DeKALB – Legendary former Huskies are taking notice of the Northern Illinois women's basketball team.
The Huskies stayed in first place in the Mid-American Conference with a 67-62 win over Western Michigan in front of nearly 40 former players as part of a celebration on Saturday. Interest in the program has been renewed, they said, as the high-scoring Huskies are averaging 88 points per game and are off to their best start in a decade.
"You see how many points they score? I don't care what level basketball it is, you have to respect that," said E.C. Hill, who became the last Huskie to be named an All-American when she earned the honor in 1993-94. "They're highly skilled. I think maybe we made them a little nervous, but they got the W. When you're scoring 100 points and people are scoring 30 points, they make you watch them.
"No disrespect to the other coaches, but everybody likes offense. Everybody likes seeing you put the ball in the basket. That's part of it. When they score 100 points and they're first in the MAC, you got to go. You want them to knock our banners down."
It has been more than two decades since the Huskies women's basketball program made the NCAA Tournament. Hill, who played in the WNBA after her time at NIU and is currently a high school coach in Florida, was named to the Northern Illinois University Hall of Fame in 2004 and played on three of those NCAA Tournament teams.
Her former teammate, Jenny Sullivan, is now a nurse in the Aurora area and has been back to three games this season – including Saturday's game full of pomp and circumstance.
"I am emotionally invested, I'm not kidding," said Sullivan, who played from 1991-95 and brought a plastic baggie full of photographs with her on Saturday. "They're awesome. Their up-tempo game reminds me of our years when I was there. It reminds me of how we would play and it's so exciting and scoring 90-100 points, I love it. I love watching them play."
In just her second year as the head coach, Lisa Carlsen not only has secured the Huskies' first winning season since 2006-07, but has the players and fans – and alums – eyeing a potential trip to the NCAA Tournament. If there's anybody that understands the excitement of playing a high-scoring style of basketball and the difficulty of turning around a program, it's Carol Owens.
Owens, an NIU Hall of Famer who was a star player for the NCAA Tournament-bound 1989-90 team that scored 94.5 points per game, took over as head coach for the Huskies in 2005-06 – a year after they went 7-21.
In just her second season, the Huskies went 19-12 and it's the last time they've had a winning record.
"It is extremely hard and I'm sure she's coached a lot of different teams and knew what style fit this team," said Owens, who went 66-81 in five seasons at NIU and is now an assistant coach at Notre Dame. "I just like that (this season's team) can score. It reminds me of when we played. We averaged 90-some points per game. They do it here.
"I think they play so well together and so unselfishly and that kind of reminds me of the teams that we had. Nobody cared who the leading scorer was this game or that game, they shared the ball and wanted to win."

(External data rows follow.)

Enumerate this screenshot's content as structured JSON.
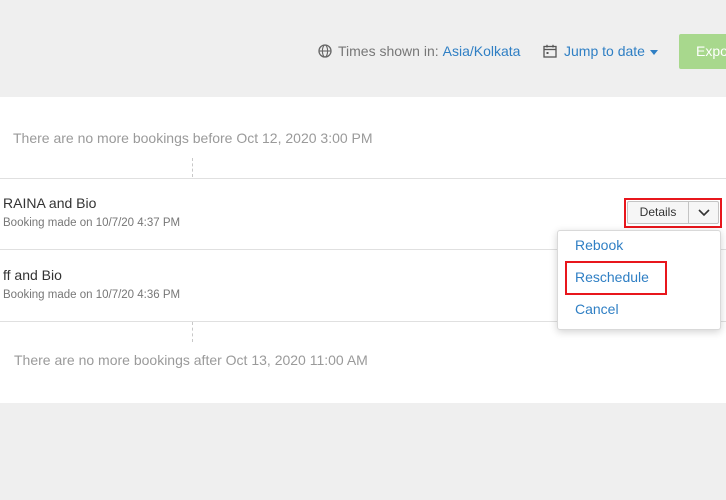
{
  "header": {
    "timezone_prefix": "Times shown in:",
    "timezone_value": "Asia/Kolkata",
    "jump_label": "Jump to date",
    "export_label": "Export",
    "icons": {
      "timezone": "globe-icon",
      "jump": "calendar-icon"
    }
  },
  "list": {
    "before_message": "There are no more bookings before Oct 12, 2020 3:00 PM",
    "after_message": "There are no more bookings after Oct 13, 2020 11:00 AM",
    "bookings": [
      {
        "title": "RAINA and Bio",
        "subtitle": "Booking made on 10/7/20 4:37 PM"
      },
      {
        "title": "ff and Bio",
        "subtitle": "Booking made on 10/7/20 4:36 PM"
      }
    ]
  },
  "actions": {
    "details_label": "Details",
    "menu": [
      "Rebook",
      "Reschedule",
      "Cancel"
    ]
  },
  "colors": {
    "background": "#efefef",
    "link": "#2f7fc4",
    "export": "#a8d88d",
    "highlight": "#e8161c"
  }
}
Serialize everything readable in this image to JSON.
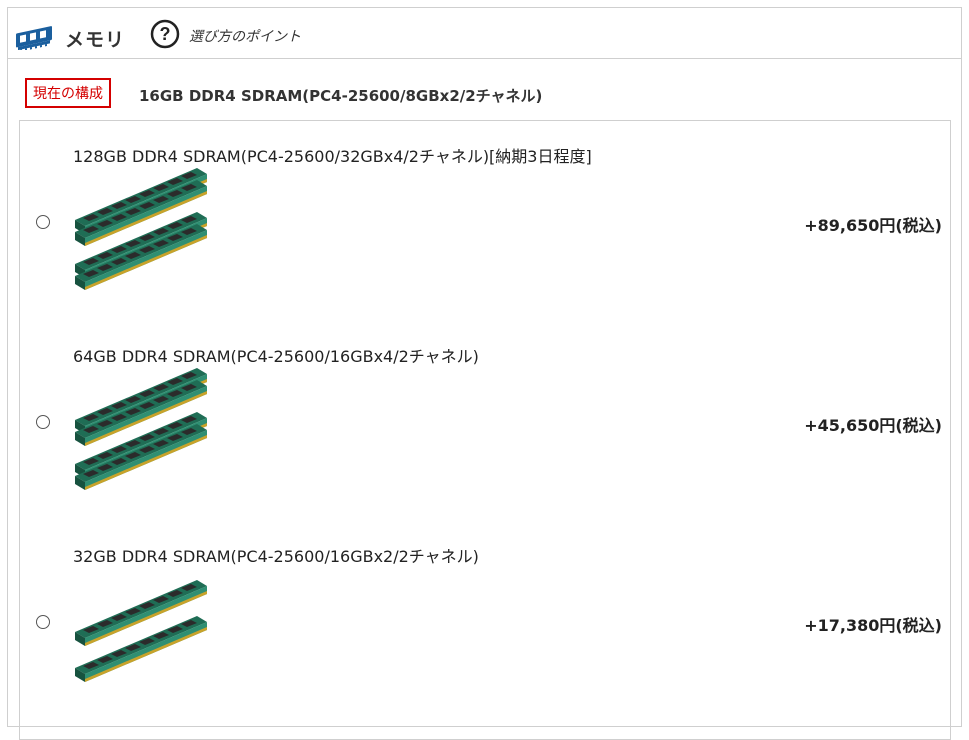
{
  "header": {
    "title": "メモリ",
    "help_label": "選び方のポイント"
  },
  "current": {
    "badge": "現在の構成",
    "value": "16GB DDR4 SDRAM(PC4-25600/8GBx2/2チャネル)"
  },
  "options": [
    {
      "title": "128GB DDR4 SDRAM(PC4-25600/32GBx4/2チャネル)[納期3日程度]",
      "price": "+89,650円(税込)",
      "selected": false,
      "module_count": 4
    },
    {
      "title": "64GB DDR4 SDRAM(PC4-25600/16GBx4/2チャネル)",
      "price": "+45,650円(税込)",
      "selected": false,
      "module_count": 4
    },
    {
      "title": "32GB DDR4 SDRAM(PC4-25600/16GBx2/2チャネル)",
      "price": "+17,380円(税込)",
      "selected": false,
      "module_count": 2
    }
  ],
  "colors": {
    "badge_red": "#d40000",
    "pcb_green": "#2f8f72",
    "contact_gold": "#c9a32a",
    "chip_dark": "#2b2b2b",
    "icon_blue": "#1b5f9e"
  }
}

Carlsen said after the win over Western Michigan that she wasn't thinking about all the impressive alums watching her Huskies while the game was going on, but joked that "you definitely don't want to go out on the floor and walk off and fake like you're happy."
There were no fake smiles after the game on Saturday. No, the excitement surrounding the Huskies' program is very real.
"I feel like this year I want to be here for these games," Sullivan said. "I want to be here to cheer them on. I feel like they really have a shot to go to the NCAA tournament and I want to be a part of it. I miss being a part of women's basketball at Northern.
"It feels good to be home."
• Jesse Severson is the NIU beat writer for the Daily Chronicle. He can be reached at email@example.com.